We waited in the eye clinic about 6 hours. Once the local wore off, opening or moving my good eye moved the bad eye to make me yell with pain, so I was effectively blind the whole time. We moved up to some couches in a ward and waited another hour or two. M--- left to pick our children up from daycare and I was eventually led to a bed and settled in.
Around midnight (I guess) I was moved from that bed to another, which was great, as the first bed was in a room with several other people including one poor guy who I think was recovering from a heart bypass, who had dementia and spent most of the night calling out stuff like "Where am I? Can somebody help me? I feel awful sick.". The new bed was in a room on its own.
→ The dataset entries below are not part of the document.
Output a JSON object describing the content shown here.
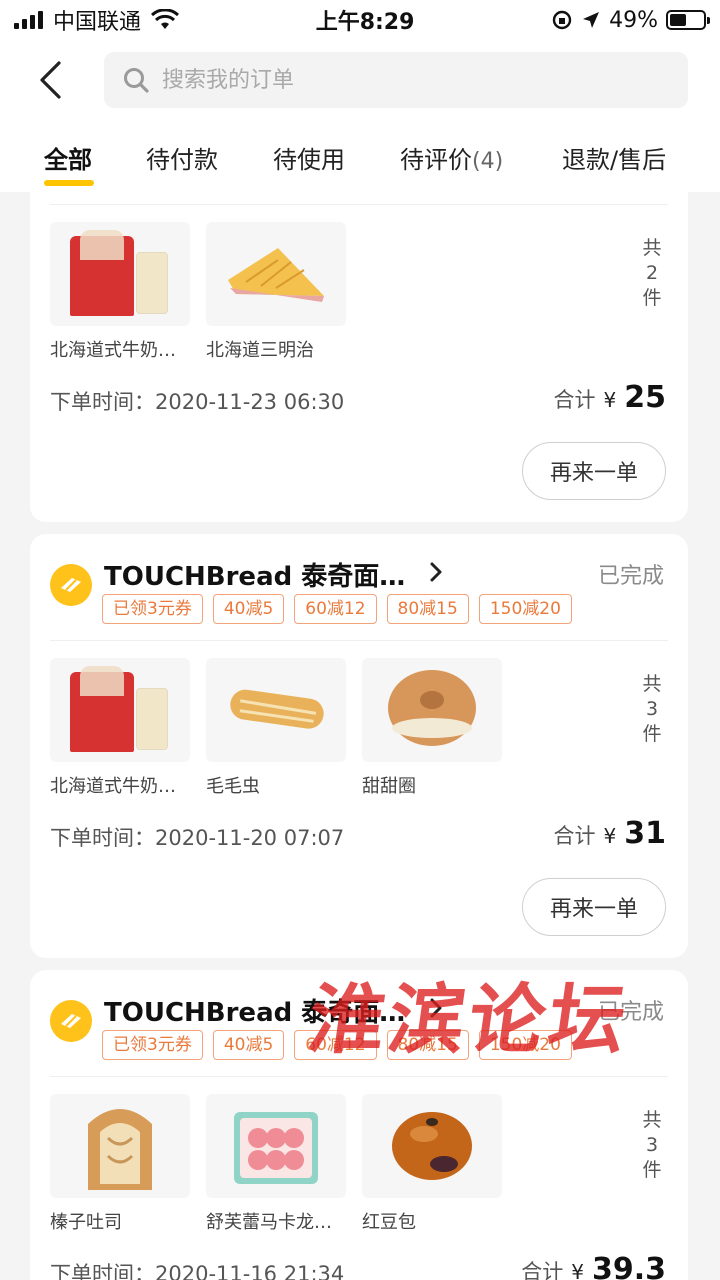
{
  "status_bar": {
    "carrier": "中国联通",
    "time": "上午8:29",
    "battery": "49%",
    "battery_level": 0.49
  },
  "header": {
    "search": {
      "placeholder": "搜索我的订单"
    },
    "tabs": [
      {
        "label": "全部"
      },
      {
        "label": "待付款"
      },
      {
        "label": "待使用"
      },
      {
        "label": "待评价",
        "count": "(4)"
      },
      {
        "label": "退款/售后"
      }
    ]
  },
  "orders": [
    {
      "items": [
        {
          "name": "北海道式牛奶…",
          "image": "milk-bread-set"
        },
        {
          "name": "北海道三明治",
          "image": "sandwich"
        }
      ],
      "qty": [
        "共",
        "2",
        "件"
      ],
      "time_label": "下单时间：",
      "time": "2020-11-23 06:30",
      "total_label": "合计",
      "currency": "¥",
      "total": "25",
      "reorder": "再来一单"
    },
    {
      "store": "TOUCHBread 泰奇面…",
      "status": "已完成",
      "coupons": [
        "已领3元券",
        "40减5",
        "60减12",
        "80减15",
        "150减20"
      ],
      "items": [
        {
          "name": "北海道式牛奶…",
          "image": "milk-bread-set"
        },
        {
          "name": "毛毛虫",
          "image": "caterpillar-bread"
        },
        {
          "name": "甜甜圈",
          "image": "donut"
        }
      ],
      "qty": [
        "共",
        "3",
        "件"
      ],
      "time_label": "下单时间：",
      "time": "2020-11-20 07:07",
      "total_label": "合计",
      "currency": "¥",
      "total": "31",
      "reorder": "再来一单"
    },
    {
      "store": "TOUCHBread 泰奇面…",
      "status": "已完成",
      "coupons": [
        "已领3元券",
        "40减5",
        "60减12",
        "80减15",
        "150减20"
      ],
      "items": [
        {
          "name": "榛子吐司",
          "image": "hazelnut-toast"
        },
        {
          "name": "舒芙蕾马卡龙…",
          "image": "macaron-box"
        },
        {
          "name": "红豆包",
          "image": "red-bean-bun"
        }
      ],
      "qty": [
        "共",
        "3",
        "件"
      ],
      "time_label": "下单时间：",
      "time": "2020-11-16 21:34",
      "total_label": "合计",
      "currency": "¥",
      "total": "39.3"
    }
  ],
  "watermark": "淮滨论坛",
  "colors": {
    "accent": "#ffc400",
    "coupon": "#ea7a3c",
    "watermark": "#dc1e1e"
  }
}
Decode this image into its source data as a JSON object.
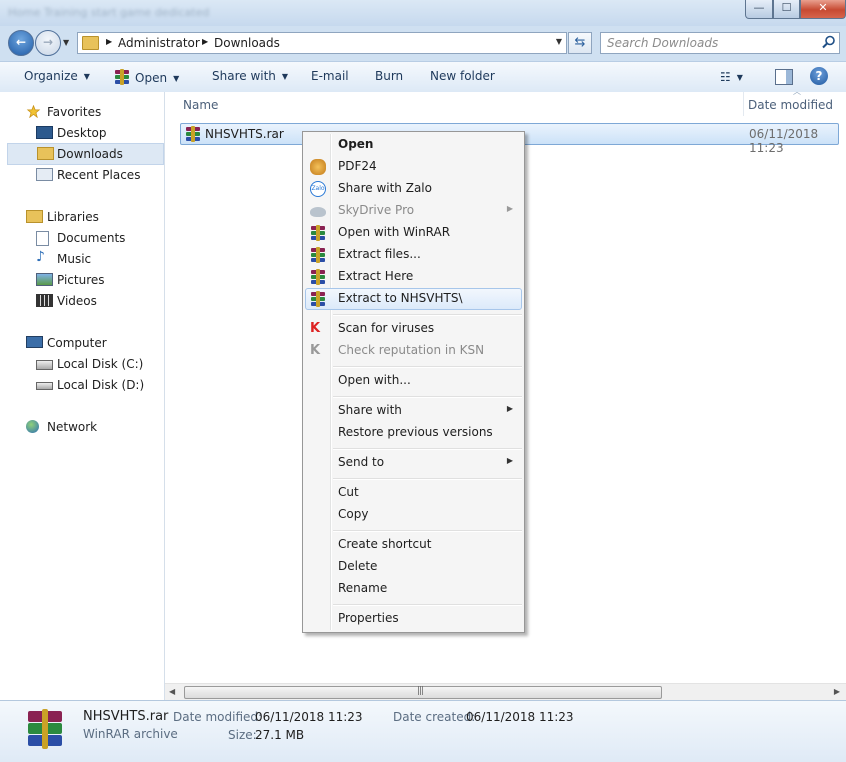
{
  "window": {
    "title_blurred": "Home Training start game dedicated",
    "controls": {
      "minimize": "—",
      "maximize": "☐",
      "close": "✕"
    }
  },
  "address": {
    "crumbs": [
      "Administrator",
      "Downloads"
    ],
    "search_placeholder": "Search Downloads"
  },
  "toolbar": {
    "organize": "Organize",
    "open": "Open",
    "share_with": "Share with",
    "email": "E-mail",
    "burn": "Burn",
    "new_folder": "New folder"
  },
  "nav": {
    "favorites": "Favorites",
    "desktop": "Desktop",
    "downloads": "Downloads",
    "recent_places": "Recent Places",
    "libraries": "Libraries",
    "documents": "Documents",
    "music": "Music",
    "pictures": "Pictures",
    "videos": "Videos",
    "computer": "Computer",
    "local_c": "Local Disk (C:)",
    "local_d": "Local Disk (D:)",
    "network": "Network"
  },
  "list": {
    "col_name": "Name",
    "col_date": "Date modified",
    "file": {
      "name": "NHSVHTS.rar",
      "date": "06/11/2018 11:23"
    }
  },
  "context_menu": {
    "open": "Open",
    "pdf24": "PDF24",
    "share_zalo": "Share with Zalo",
    "skydrive": "SkyDrive Pro",
    "open_winrar": "Open with WinRAR",
    "extract_files": "Extract files...",
    "extract_here": "Extract Here",
    "extract_to": "Extract to NHSVHTS\\",
    "scan": "Scan for viruses",
    "check_ksn": "Check reputation in KSN",
    "open_with": "Open with...",
    "share_with": "Share with",
    "restore": "Restore previous versions",
    "send_to": "Send to",
    "cut": "Cut",
    "copy": "Copy",
    "create_shortcut": "Create shortcut",
    "delete": "Delete",
    "rename": "Rename",
    "properties": "Properties"
  },
  "details": {
    "name": "NHSVHTS.rar",
    "type": "WinRAR archive",
    "modified_label": "Date modified:",
    "modified_value": "06/11/2018 11:23",
    "size_label": "Size:",
    "size_value": "27.1 MB",
    "created_label": "Date created:",
    "created_value": "06/11/2018 11:23"
  },
  "colors": {
    "accent": "#1f5ba6",
    "selection": "#cce2f8",
    "menu_bg": "#f5f5f5"
  }
}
I kept waiting to get booted in favour of a private patient but it never happened.Visions and No Sleep
If you're paying any attention to what is around you, it's really hard not to flick your eyes in the direction of some new sound, even when your eyes are shut, so I had to really zone out from the environment to keep my eyes from twitching around.
The pain made it impossible to sleep. If I could keep my eyes still for a while, I could doze off, but the instant I started slipping into REM sleep
my eyes would move and the slashing pain would wake me again.
The combination of zoning out, no sight, and no proper sleep led to some really weird visions. I spent long minutes looking at a tree trunk, or watching a big boat pass by. I guess I knew they were hallucinations the whole time. On Saturday M--- dropped in a music player my brother had loaded up for me, and I spent a lot of that evening watching crazy new music clips playing against my eyelids.Food
I was on a "soft" diet, which is soft veges etc, but I found that chewing at all was moving my eye too much. Changing hospital diets seems a bit like changing the address on your bank account -- you have to ask a few times before it sticks -- but I eventually got changed to a pureed diet. Unfortunately it wasaround the time my eye started getting better, and I wasn't able to change it back before checking out. Oh well.Getting Better
By Sunday afternoon the slashing neon knives of pain had receded to a rouch scratchiness and occasional spikes. The opthalmologist wheelchaired me down to the eye clinic for another look with his BiMWABL, and said it was looking much better, and I might be getting home the next day.
Another BiMWABL inspection Monday, and I was released.Home Now
So I'm home now, writing this (I started on Monday, but now it's Tuesday afternoon, because I can only look at the computer screen for short stints).
My right pupil is still gigantic, and it feels a little weird but doesn't hurt at all. I still need sunglasses everywhere and in bright sunlight I can't open my eyes at all, but I expect that to pass over the next couple of days. I'm using regular lubricating eye drops and I guess I'll use them nightly for the rest of my life, but that's a tiny price to pay for avoiding any recurrence of this pain.
So that's it, up til now. Told you it was long and boring :)Attention, ECHELON
It occured to me that the CIA should look into corneal scraping as a torture. You need a BiMWABL to see it, so the pesky inspectors from the Red Cross or whoever will never know. Just a thought; my ECHELON
readers might like to pass it on to their Egyptian friends.